A day later the spook show began. The neighborhood kids had this amazed look on their faces as I guided them around the garage. Tommy switched the devil light on and off and on via the long string. Art popped out of the steamer trunk on cue, while Kevin made hellacious noises behind the back curtain. Some of the kids were so impressed that they paid a dime to see the show again. I forget who won the prizes. All told we made a few bucks. But the biggest payoff was entertaining the kids. We lived in a development where you had to get an adult to drive you places. The spook show was something we kids accomplished on our own.
A few months later, I learned that Tommy’s dad had died. The radiation treatments—which had probably been very crude—hadn’t helped at all.
The next summer, my father suffered another heart attack and collapsed late one evening at the dining room table. Ever the conscientious metallurgist, he had been outlining some project for work one night on a yellow legal pad when he was stricken. He was dead by the time the ambulance arrived.

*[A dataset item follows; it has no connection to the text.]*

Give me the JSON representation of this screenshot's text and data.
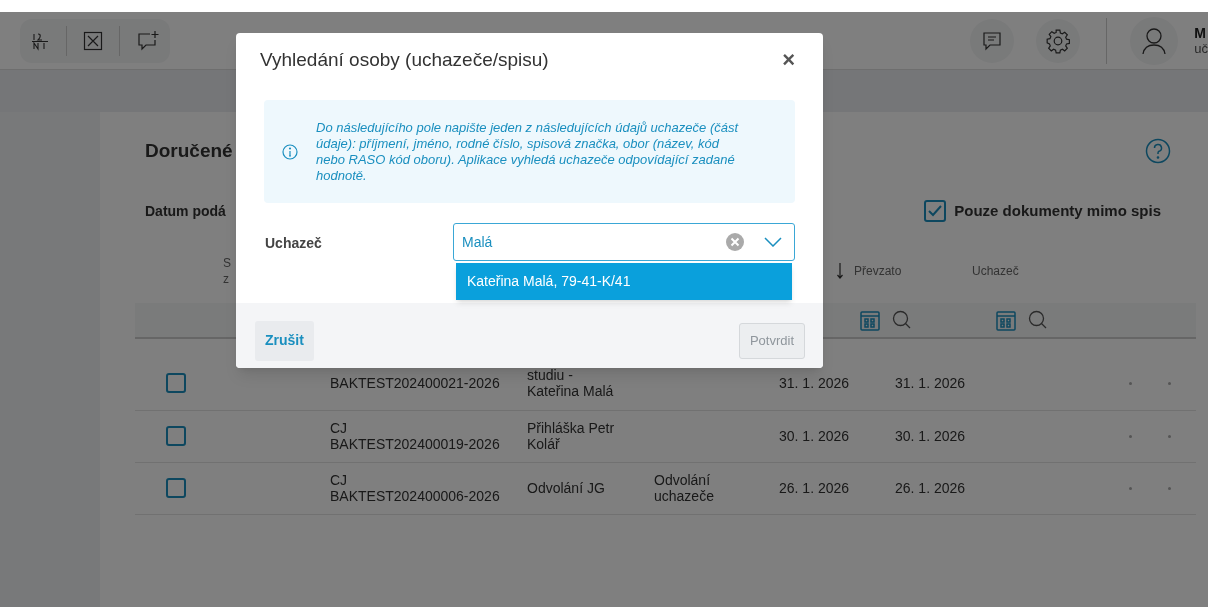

Neither Tommy nor I ever talked to each other about our fathers’ deaths. We continued to play catch and sometimes “kick the can” in the street as if nothing had happened. Mrs. Del Vecchio still shouted “Tommy,” and he still replied “what-y.” Sometimes Mrs. Del Vecchio would drive Tommy, Joanne Muhlbacher, and me to a roller skating rink in Glassboro. It was fun going around and around the rink to the corny music. Although Tommy was a much better skater than Joanne or me, I don’t recall him ever making fun of our tendency to hug the wall. About a year later, Mrs. Del Vecchio sold their house and the family moved away—as I recall, they were going back to live with Tommy’s grandmother. That was the last I heard of them, until recently.
Writing all this in the warm glow of nostalgia compelled me to look up Tommy Del Vecchio on the Internet. It would be an understatement to say what I found put a different slant on my warm memories. Staring out from a mug shot taken in Florida was Tommy. I was sure it was he. He was the right age, and he had the same blue-green, close-set eyes, short nose, and round face. Only he was older and grizzled and looked to be a barfly like someone out of Charles Bukowski.
According to the news story—which was from a local website in Florida–Tommy had made drunken advances toward a 9-year-old girl on a public beach—telling her she was beautiful and asking her if she and her adult cousin, who was also present, wanted to go home with him. He had also tripped the 9-year-old and either deliberately or by accident flicked cigarette ash at her. When the girl and her cousin threatened to call the cops on him, he hurried away. But based on his description, the police tracked him down and arrested him on charges of felony child abuse.
The article went on to say that he had a prior arrest for “defrauding an innkeeper.” Amazed, I continued looking through the entries on Thomas Del Vecchio and came across more mug shots. In each one, he looked angry, hard, and defiant. He looked aggrieved—like the kind of guy who felt as if everyone else had something that he didn’t, and he wanted what they had. Evidently, he had been in trouble with the law more than once. His rap sheet, though not lengthy, included grand theft auto.
I printed out a copy of the article and showed it to my brother Art.
“Do you think that’s Tommy?” I asked him.
He stared at it. “Yes,” he said. He couldn’t stop staring at the mug shot. I guess, like me, he was trying to see the child in the man.
This two-bit criminal was one of my dear childhood friends! We still had a photo of him in the family album. In it, he and Art and Kevin Schmidt’s little sister Pam are grinning for the camera. Tommy has by far the largest grin.